The Tresillian Story
The Tresillian story begins in 1918 with the formation of the Royal Society for the Welfare of Mothers and Babies at the Sydney Town Hall. The Society was a NSW government initiative sparked by soaring infant mortality rates and a desperate shortage of health services for new mothers.
The need for intervention was exacerbated by the First World War, which left many young mothers widowed. In the same period 47,000 babies lost their lives through poverty, disease and lack of hygiene. The Society’s primary aim back then was to make a difference to the high mortality rate of children under the age of five. In 1919 the Society was incorporated by an Act of Parliament in New South Wales. Then in 1921, Queen Mary became the Patron of the Society, until her death in March 1953. On 4th August 1954 Queen Elizabeth II, who had just visited Australia, became the Patron of the organisation.
The Society initially responded to the problem at home with a community education program for parents of small children.
The Society’s other aims as outlined in the 1920-21 annual report, were:
- To Save Life.
- To co-ordinate all agencies dealing with mothers and babies.
- To ensure proper Nursing Conditions to every mother prior and subsequent to Childbirth
- To establish Welfare Centres and Committees in the metropolis and country.
- To establish rest Homes for Mothers
- To establish a Corps of Mothers’ Aids
- To care for and bring under supervision all children up to school age
- To provide certified and humanised milk, and ice.
In 1921, Dr Margaret Harper, the first Medical Director established an “Infant Welfare Training School at 2 Shaw Street, Petersham to educate Baby Health Centre nurses so they could be more effective in helping parents address basic problems such as a lack of hygiene and immunisation programs.

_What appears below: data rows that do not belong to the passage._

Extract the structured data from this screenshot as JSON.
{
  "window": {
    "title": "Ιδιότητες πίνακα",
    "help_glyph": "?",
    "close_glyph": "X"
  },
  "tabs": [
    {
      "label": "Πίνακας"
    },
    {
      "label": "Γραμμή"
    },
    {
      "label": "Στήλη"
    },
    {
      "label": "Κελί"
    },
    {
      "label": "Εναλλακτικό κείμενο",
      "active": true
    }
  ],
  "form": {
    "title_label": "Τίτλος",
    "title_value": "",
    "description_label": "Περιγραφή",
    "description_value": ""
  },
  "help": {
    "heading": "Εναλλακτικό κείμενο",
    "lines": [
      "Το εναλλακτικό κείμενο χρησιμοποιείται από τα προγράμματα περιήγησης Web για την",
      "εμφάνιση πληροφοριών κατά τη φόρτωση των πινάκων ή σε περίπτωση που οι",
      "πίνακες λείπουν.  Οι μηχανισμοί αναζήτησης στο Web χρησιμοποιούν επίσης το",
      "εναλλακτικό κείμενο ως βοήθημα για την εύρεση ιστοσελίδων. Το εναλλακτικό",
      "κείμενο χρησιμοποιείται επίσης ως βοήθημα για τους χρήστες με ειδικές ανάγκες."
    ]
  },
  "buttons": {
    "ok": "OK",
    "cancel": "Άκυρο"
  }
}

A baby clinic for parents also opened. The clinic at Petersham had been named “Tresillian” by the previous owners who originated from the village of the same name in Cornwall, England and from then on, the Royal Society for the Welfare of Mothers and Babies was referred to as “Tresillian”. When the Willoughby Centre was purchased in 1927 the name was retained and this Centre became known as Tresillian North.
By the mid-1920’s the infant mortality rate had fallen to 3% from a peak of over 10% just a few years earlier. As times changed, Tresillian’s scope had adapted and broadened with specialised nursing, medical and psychological support available on site and across mediums such as the internet and on the telephone. The primary goal of Tresillian today remains unchanged: that of securing the best possible life and future for young Australians.
With close to 100 years of invaluable service for young families across New South Wales, Tresillian has played an important and unique role in the history of New South Wales. These days Tresillian has Centres across New South Wales at Willoughby, Wollstonecraft, Penrith, Belmore, Wagga Wagga and Lismore and in Victoria, at Albury Wodonga. With a range of services including parenting programs, counselling and one on one advice, designed to provide professional support for families with a baby, toddler or pre-schooler.
Here, we invite you to share your memory or experience of Tresillian by telling your story